Now a nine-person company, Heritage has two locations. Heritage South occupies a leased barn on Loveland Road in Elkhorn. The two-story structure has a showroom downstairs and a meeting place for clients upstairs, where they can gather with Hanson and Krauklis around a table constructed of wood from the former Waal’s Department Store in Walworth. Pieces on the showroom floor serve to give clients ideas, Krauklis says, but most of Heritage’s work is custom designed.
Once customers approve drawings and put down a deposit, the clients are free to choose the materials. Given Heritage’s vast selection of wood, all of it with a story, settling on materials is often the hardest part, Krauklis says.
The offices, warehouse and the workshop are located at Heritage North, a farm that lies “through that field, around those woods, and through another field,” Hanson says, pointing out of one of Heritage South’s large windows.
When a project is finished, Heritage offers installation anywhere within a 75-mile radius of Lake Geneva.
Recognition and Rewards
At Heritage, involving the client in the creative process is important. Whether a kitchen table design or the choice of wood for a family room’s tongue-and-groove flooring, the goal is for a piece or project to represent the client.
“That was so much fun!” one client told Hanson and Krauklis when the project was complete.
It’s no wonder Heritage Beam and Board has gained a national reputation.
The small company has crafted a number of pieces, including a cocktail table for the outdoor living area, for a Marco Island project that was featured in Home & Design Magazine.
When call volume increases at Heritage, Hanson and Krauklis know that a rerun of House Hunters Renovation, featuring a custom table and bench the company built for a Chicago home, has just aired on HGTV. The episode serves as an electronic referral, and as Krauklis says, “referrals are our rewards.”
Of course, there are other places to see Heritage Beam and Board’s completed projects. The company’s newly updated website features a portfolio of furniture pieces and larger installs, including bars, ceiling beams and full wood ceilings.
With a visit to the French Country Inn on Lake Como, prospective customers can also see the booths, copper bar tops, salvaged maple floors and ceiling that Heritage created. Krauklis says that the company was also “highly involved in choosing the fixtures, wallpaper and window treatments.”
In the future, Hanson and Krauklis hope to do more customized design builds and interiors.

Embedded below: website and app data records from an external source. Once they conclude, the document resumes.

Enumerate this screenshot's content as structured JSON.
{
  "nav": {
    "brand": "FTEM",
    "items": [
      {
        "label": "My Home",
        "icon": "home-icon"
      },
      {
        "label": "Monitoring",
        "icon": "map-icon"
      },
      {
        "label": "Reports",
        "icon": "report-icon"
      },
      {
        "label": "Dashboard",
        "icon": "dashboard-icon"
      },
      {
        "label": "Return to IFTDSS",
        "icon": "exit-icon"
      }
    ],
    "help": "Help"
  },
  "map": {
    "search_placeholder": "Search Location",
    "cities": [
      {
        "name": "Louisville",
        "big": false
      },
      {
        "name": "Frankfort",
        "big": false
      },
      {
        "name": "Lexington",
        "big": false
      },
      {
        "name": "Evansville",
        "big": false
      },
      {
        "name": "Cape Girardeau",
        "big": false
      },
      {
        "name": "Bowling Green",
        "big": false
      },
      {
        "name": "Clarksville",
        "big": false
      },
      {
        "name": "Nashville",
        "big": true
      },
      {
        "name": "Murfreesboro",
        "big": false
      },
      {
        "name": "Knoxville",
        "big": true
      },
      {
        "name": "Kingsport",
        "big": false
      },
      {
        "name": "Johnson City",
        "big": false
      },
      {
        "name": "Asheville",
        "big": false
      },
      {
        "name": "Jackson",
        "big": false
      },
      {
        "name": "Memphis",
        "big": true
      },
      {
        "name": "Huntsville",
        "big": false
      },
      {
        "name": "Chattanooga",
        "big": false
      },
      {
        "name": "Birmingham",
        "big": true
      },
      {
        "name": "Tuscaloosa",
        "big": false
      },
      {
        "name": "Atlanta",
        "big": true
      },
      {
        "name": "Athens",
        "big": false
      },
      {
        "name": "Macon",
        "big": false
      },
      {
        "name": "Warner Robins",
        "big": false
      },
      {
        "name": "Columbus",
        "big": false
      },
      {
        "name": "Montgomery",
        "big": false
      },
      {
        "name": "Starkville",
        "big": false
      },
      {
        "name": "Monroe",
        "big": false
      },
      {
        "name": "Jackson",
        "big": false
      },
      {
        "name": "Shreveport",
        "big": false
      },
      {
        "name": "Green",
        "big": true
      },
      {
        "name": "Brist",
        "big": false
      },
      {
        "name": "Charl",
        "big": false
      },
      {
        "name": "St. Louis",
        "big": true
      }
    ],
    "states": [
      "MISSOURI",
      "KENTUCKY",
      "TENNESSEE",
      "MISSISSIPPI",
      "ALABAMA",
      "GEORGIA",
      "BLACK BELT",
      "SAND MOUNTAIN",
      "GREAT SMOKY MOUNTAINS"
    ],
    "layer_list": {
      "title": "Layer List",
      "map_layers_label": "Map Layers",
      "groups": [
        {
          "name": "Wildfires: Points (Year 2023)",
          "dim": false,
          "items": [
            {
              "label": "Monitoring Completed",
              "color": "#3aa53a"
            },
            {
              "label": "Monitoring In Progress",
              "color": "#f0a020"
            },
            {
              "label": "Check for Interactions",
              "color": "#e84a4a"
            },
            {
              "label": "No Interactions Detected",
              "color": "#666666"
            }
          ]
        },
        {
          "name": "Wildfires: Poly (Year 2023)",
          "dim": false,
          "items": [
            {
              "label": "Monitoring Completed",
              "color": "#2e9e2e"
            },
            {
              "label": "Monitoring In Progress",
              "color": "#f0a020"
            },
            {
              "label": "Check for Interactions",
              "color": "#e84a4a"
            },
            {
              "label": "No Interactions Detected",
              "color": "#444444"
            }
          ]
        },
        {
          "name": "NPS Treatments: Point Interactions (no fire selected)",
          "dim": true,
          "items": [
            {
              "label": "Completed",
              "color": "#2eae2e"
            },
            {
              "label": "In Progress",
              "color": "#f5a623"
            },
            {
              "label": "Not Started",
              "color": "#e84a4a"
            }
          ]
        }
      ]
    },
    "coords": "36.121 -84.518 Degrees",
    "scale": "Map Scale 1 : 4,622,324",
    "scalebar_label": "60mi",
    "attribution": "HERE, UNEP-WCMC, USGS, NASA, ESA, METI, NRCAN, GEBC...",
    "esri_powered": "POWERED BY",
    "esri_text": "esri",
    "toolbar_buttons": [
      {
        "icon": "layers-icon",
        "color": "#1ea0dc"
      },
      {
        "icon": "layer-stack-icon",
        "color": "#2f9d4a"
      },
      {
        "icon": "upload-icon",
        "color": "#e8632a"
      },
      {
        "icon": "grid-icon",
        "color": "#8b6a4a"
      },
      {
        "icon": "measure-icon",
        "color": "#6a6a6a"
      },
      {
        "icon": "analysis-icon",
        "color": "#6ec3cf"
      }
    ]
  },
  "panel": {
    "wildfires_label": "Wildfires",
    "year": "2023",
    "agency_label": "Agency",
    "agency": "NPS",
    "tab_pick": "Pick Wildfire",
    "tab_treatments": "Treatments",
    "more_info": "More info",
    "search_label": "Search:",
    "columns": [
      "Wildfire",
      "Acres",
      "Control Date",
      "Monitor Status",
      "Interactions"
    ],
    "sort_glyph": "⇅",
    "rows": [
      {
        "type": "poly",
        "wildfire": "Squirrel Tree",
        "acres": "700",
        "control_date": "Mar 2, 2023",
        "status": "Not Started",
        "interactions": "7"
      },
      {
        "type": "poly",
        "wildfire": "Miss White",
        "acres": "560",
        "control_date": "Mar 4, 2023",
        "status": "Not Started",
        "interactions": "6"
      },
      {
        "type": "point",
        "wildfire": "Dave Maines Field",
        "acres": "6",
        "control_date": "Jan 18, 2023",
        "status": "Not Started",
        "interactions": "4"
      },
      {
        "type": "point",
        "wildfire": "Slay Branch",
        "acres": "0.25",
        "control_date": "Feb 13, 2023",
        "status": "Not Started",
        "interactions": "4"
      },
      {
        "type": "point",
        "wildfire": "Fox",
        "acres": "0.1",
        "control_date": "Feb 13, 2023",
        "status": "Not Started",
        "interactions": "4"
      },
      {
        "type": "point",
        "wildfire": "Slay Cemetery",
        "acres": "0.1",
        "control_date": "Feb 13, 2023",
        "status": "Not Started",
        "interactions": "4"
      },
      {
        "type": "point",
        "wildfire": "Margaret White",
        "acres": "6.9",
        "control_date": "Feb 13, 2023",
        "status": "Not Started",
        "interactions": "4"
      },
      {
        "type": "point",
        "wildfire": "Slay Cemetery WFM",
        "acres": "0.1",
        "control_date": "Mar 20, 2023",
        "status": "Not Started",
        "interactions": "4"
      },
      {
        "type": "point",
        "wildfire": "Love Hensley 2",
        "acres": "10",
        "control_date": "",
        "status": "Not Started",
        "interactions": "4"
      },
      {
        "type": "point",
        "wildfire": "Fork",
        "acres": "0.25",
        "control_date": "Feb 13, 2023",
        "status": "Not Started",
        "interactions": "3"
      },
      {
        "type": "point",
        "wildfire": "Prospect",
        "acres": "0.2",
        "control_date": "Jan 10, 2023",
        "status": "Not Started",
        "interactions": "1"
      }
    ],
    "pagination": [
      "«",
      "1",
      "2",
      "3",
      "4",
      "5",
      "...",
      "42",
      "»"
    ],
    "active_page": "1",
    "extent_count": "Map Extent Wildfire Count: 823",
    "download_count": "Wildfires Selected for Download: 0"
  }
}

“We’re pushed by our clients to do new things,” Hanson says. New things that, as Krauklis adds, they are “not afraid to tackle.”
By Susan W. Murray
Photography by Aliza Baran